Some of my best friends are in that video with some of their families. It was really important to me to have all real people in this video, it was also shot by crew based out of Saskatchewan, which was also really important. I also think that because we’ve all been forced to be home for so long, the song really comes at a great time. I hope it encourages people to shift their focus, and instead of seeing being home as a chore, I kind of hope they can learn to appreciate their communities and their small towns.
Can you speak to the inspiration behind any of the other new tracks on The Demos?
Too Much Too Soon I wrote a long time ago, gosh, maybe two years ago. It was actually about one of the other writers’ experience in a relationship that we kind of thought was fun. And it was the same sort of experience I had when I first met my husband. You think, this is all going too well, too fast. Sometimes it seems too good to be true. Is that OK? It seems like it should be wrong, but it’s not. No Place Like You was written ironically at the height of when I was touring, and just kind of talking about missing my husband, but not. We chose to take kind of a more positive spin on it. Like, oh my gosh, I miss you so much — this sucks — but know what, wherever you are is where I want to be right now.
In March of 2020, Country Girls hit top spot at country radio. You’ve had so many incredible songs, not to mention tracks reaching gold and platinum status. I think it rocked everyone’s socks to realize that that was your first No. 1. What was it like to finally get there?
Yeah, that was kind of the reaction I didn’t really expect from people, to be honest with you. I kind of just thought everyone would know it was my first. Honestly, I learned there is no more flattering response to for some many people to question whether it was true. So many people were listing off songs they thought had made it there, which to me means those other songs had really resonated with fans despite where they may or may not have landed on the chart. That was a pretty cool feeling. In such a potentially discouraging year, the timing was fantastic — it was really truly flattering, and it felt good to see how many people were on the bandwagon and were supporters. It was such a cool experience.
When you look at all the other things you’ve accomplished; I mean, everything from winning a JUNO Award to putting out some of the most played singles on country radio, what does a No. 1 song mean to you at this point in your career?
For me, a No. 1 was a goal that I had wanted for so long, since being a part of the country music family, and it seems like something that was always so far out of reach. Frankly, it seemed like a silly goal that I had in mind. Sometimes it’s very challenging for Canadians to get a No. 1 at all, let alone a female. It really just means to me that Canadian country music needs to continue to be supported, and really getting the chance to feel that support is the best feeling in the world.
That would definitely be a major milestone to cherish in such strange times!

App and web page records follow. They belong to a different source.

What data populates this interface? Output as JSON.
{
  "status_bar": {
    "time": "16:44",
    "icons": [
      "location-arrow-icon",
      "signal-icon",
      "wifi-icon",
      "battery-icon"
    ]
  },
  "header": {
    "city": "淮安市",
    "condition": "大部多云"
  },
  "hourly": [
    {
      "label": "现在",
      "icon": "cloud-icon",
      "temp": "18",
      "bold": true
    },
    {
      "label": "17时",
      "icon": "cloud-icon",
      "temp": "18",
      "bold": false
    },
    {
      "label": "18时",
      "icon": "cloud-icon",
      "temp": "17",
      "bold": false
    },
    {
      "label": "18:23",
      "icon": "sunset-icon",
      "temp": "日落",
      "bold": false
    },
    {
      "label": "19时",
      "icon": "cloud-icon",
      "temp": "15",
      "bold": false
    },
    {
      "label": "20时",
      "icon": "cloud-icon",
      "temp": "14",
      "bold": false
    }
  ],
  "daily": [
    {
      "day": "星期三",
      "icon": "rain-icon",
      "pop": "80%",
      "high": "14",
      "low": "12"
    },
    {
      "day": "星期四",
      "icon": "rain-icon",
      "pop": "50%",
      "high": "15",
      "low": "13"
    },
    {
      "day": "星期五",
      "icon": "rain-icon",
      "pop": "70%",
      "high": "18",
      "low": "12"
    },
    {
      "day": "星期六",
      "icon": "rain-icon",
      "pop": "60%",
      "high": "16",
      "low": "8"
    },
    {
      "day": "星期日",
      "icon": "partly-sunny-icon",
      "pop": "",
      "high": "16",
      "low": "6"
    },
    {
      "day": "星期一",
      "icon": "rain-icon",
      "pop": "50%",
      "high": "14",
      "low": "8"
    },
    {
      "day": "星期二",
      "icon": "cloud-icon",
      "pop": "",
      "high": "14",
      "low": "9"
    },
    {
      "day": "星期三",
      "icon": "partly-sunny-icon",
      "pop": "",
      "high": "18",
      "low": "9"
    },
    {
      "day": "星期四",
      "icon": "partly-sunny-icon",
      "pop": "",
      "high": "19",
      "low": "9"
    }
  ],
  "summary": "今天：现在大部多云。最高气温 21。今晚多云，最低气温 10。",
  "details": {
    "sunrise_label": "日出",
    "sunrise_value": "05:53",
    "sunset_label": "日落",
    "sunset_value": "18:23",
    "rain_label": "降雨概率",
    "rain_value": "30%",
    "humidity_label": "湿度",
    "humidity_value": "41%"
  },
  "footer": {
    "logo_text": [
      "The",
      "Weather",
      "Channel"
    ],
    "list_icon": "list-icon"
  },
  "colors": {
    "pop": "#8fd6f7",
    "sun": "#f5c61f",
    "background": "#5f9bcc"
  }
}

What has the past year been like for you personally?
It’s definitely been a challenge. In the beginning, when the pandemic started, I was actually on tour. I was two or three days into this tour that I was on with a bunch of my friends and we all went home and at that time you’re thinking, OK, so we’ll have about a month at home, whatever, we’ll get rested up, we’ll practice, and we’ll be with our families and then we’ll hit the road again. Here we are, almost a year later, and we’re still home. So, that provides a bit of a challenge for everybody, not just musicians, but I have tried to say, OK, here are all these things that were put on the backburner . . . what can I do next?
People had always asked me for years, what do you like to do in your spare time? And I would just laugh. Now, everyone’s focus is a little bit different. In the beginning, I really just wanted to record and get some time with my family, but now I’m done resting. I want to pick it up, so let’s release a bit of a different kind of album and have a whole new adventure.
For more about Jess, check out her website: www.jessmoskaluke.com